» DIRECTIONS: The answer must be a single number: how many lines of the entries below include "Számla".

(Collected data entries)
---

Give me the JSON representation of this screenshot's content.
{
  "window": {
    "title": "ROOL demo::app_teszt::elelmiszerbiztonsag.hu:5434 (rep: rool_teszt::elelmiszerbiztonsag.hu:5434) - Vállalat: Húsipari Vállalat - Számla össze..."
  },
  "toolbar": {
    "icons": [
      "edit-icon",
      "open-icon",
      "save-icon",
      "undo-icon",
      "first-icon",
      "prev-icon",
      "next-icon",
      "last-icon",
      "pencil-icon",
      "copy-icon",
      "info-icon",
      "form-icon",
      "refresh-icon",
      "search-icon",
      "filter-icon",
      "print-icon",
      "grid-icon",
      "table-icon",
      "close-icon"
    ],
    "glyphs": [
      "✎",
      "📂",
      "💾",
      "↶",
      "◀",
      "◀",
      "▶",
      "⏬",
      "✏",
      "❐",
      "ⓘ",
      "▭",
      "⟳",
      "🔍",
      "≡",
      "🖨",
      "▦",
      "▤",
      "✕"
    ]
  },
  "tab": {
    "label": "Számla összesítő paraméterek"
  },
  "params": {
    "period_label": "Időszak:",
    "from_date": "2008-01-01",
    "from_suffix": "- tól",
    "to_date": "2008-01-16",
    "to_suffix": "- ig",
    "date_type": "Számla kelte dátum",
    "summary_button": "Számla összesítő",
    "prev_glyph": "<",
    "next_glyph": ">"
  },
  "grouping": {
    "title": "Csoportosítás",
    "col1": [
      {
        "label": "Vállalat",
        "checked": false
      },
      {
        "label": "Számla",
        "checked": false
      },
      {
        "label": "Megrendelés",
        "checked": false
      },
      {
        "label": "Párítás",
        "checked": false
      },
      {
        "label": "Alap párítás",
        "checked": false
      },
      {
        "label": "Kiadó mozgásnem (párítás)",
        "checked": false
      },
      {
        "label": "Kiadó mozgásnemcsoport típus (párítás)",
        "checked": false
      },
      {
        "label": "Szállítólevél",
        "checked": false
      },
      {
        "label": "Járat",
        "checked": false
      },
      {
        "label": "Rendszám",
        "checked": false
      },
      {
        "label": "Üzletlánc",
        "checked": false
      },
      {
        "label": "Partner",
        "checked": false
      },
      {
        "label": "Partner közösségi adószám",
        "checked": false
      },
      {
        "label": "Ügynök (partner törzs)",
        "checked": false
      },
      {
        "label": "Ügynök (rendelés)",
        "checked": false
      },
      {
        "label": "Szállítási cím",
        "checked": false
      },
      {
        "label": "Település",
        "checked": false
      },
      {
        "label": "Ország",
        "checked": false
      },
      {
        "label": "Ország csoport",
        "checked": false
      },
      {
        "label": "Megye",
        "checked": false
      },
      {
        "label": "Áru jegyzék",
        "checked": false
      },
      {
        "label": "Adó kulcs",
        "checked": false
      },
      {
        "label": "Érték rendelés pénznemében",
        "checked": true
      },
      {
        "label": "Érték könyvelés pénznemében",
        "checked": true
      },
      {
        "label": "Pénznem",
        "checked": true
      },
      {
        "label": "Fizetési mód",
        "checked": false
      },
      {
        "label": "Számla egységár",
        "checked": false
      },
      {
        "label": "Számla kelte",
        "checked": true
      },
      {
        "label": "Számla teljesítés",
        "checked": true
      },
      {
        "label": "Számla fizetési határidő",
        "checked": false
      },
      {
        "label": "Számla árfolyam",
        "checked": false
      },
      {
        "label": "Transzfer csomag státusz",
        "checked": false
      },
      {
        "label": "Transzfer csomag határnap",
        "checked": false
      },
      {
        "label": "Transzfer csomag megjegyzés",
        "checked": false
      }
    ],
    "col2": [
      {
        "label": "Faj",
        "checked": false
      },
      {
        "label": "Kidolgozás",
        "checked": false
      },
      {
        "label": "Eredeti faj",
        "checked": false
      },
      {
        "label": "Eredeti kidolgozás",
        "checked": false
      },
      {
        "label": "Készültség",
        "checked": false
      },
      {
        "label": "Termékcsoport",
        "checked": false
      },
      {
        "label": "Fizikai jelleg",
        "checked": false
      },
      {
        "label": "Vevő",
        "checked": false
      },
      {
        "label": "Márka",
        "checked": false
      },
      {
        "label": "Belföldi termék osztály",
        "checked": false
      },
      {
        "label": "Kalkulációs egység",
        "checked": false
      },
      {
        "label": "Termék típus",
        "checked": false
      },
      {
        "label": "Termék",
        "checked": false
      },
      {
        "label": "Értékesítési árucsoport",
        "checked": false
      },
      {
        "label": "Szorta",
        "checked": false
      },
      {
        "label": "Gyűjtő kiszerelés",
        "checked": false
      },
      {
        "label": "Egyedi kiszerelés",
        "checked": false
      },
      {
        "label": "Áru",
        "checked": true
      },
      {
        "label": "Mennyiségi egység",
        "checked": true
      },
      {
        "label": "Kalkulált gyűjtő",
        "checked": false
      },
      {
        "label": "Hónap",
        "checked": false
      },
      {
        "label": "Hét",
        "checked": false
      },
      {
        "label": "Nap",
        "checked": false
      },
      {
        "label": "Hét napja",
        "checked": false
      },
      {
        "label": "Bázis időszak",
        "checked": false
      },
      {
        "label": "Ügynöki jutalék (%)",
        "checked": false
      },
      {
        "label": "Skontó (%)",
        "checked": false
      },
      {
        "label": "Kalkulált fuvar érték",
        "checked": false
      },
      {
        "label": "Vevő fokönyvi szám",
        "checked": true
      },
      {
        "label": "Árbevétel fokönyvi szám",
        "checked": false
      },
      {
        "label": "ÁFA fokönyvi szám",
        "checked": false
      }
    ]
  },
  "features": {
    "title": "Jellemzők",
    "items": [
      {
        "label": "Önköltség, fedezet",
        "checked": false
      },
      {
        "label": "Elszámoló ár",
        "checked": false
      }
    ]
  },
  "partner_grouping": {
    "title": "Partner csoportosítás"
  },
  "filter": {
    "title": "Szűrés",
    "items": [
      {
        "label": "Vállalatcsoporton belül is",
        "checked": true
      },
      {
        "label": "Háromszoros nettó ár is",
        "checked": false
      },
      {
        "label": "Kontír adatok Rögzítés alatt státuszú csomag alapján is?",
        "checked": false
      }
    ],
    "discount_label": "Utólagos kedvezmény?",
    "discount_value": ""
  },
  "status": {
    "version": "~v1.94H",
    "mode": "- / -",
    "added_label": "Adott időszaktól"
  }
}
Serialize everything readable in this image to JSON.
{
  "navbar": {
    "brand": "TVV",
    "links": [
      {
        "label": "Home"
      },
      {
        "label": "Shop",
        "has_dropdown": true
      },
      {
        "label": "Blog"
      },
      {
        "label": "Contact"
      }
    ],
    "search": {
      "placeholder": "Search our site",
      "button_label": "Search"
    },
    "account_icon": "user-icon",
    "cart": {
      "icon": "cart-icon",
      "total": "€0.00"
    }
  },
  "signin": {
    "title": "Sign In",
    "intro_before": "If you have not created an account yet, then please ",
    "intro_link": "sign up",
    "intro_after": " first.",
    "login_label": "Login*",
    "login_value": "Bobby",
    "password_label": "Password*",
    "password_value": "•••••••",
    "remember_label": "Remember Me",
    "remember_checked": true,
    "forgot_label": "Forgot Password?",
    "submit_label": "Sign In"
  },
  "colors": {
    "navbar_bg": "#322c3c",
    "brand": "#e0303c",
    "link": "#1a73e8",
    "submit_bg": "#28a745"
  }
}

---

» SOLVED PROBLEM: 10